_BRIEF_.
Check every line of the data for the string "icon" and copy the ones that have it.

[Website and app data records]
+++

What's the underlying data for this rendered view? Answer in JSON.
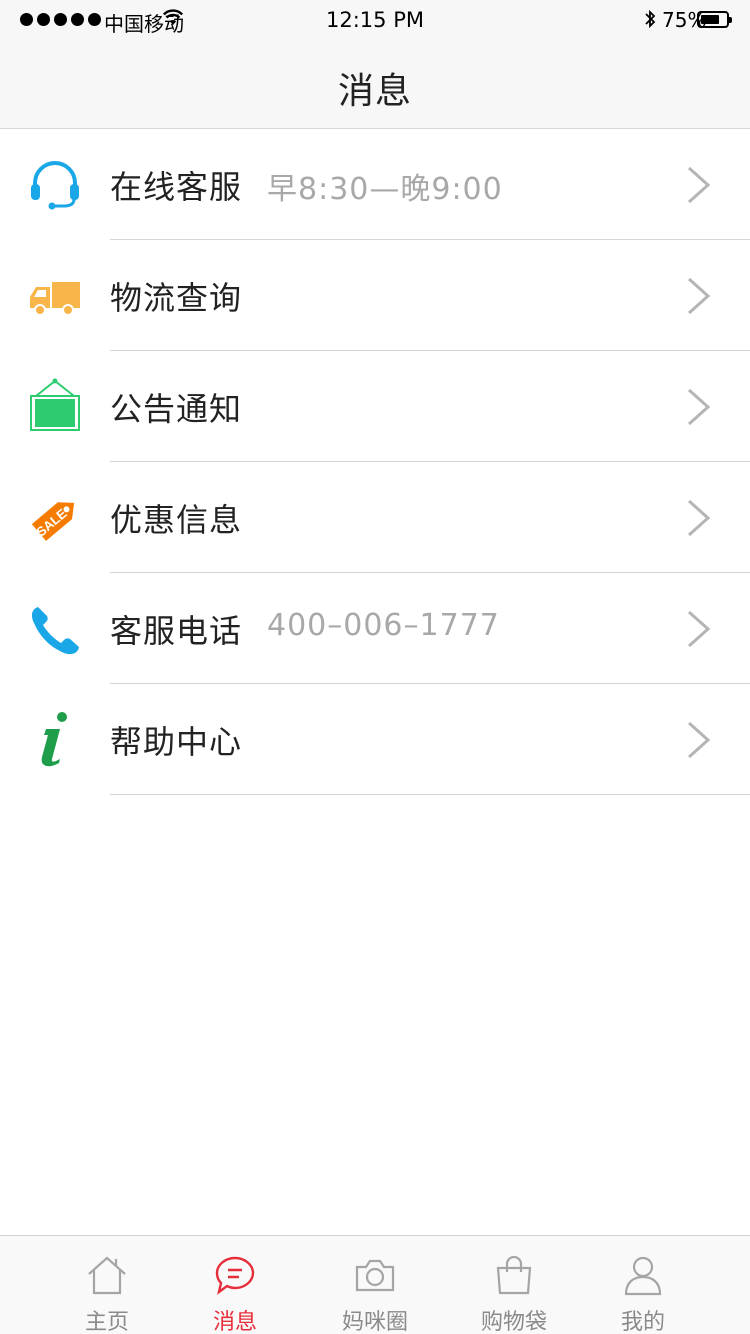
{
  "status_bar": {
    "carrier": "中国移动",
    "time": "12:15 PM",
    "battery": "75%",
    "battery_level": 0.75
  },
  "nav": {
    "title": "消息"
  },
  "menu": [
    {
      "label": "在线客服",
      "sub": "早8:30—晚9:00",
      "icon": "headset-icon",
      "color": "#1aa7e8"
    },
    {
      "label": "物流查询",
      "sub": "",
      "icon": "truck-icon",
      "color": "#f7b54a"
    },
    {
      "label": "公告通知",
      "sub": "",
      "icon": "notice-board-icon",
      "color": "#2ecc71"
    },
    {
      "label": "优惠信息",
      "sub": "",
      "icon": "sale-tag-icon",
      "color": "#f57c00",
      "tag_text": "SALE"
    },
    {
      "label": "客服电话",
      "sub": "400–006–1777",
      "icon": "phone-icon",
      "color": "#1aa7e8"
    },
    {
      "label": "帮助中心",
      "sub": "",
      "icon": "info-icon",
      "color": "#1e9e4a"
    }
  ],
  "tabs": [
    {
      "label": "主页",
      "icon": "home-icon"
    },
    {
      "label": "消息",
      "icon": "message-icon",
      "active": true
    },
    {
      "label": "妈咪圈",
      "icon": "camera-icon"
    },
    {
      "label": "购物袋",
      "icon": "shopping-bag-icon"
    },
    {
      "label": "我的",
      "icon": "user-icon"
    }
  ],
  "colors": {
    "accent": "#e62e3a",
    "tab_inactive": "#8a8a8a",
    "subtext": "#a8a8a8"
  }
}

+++

_SOLUTION FOR THIS PROBLEM_.
      "icon": "headset-icon",
      "icon": "truck-icon",
      "icon": "notice-board-icon",
      "icon": "sale-tag-icon",
      "icon": "phone-icon",
      "icon": "info-icon",
      "icon": "home-icon"
      "icon": "message-icon",
      "icon": "camera-icon"
      "icon": "shopping-bag-icon"
      "icon": "user-icon"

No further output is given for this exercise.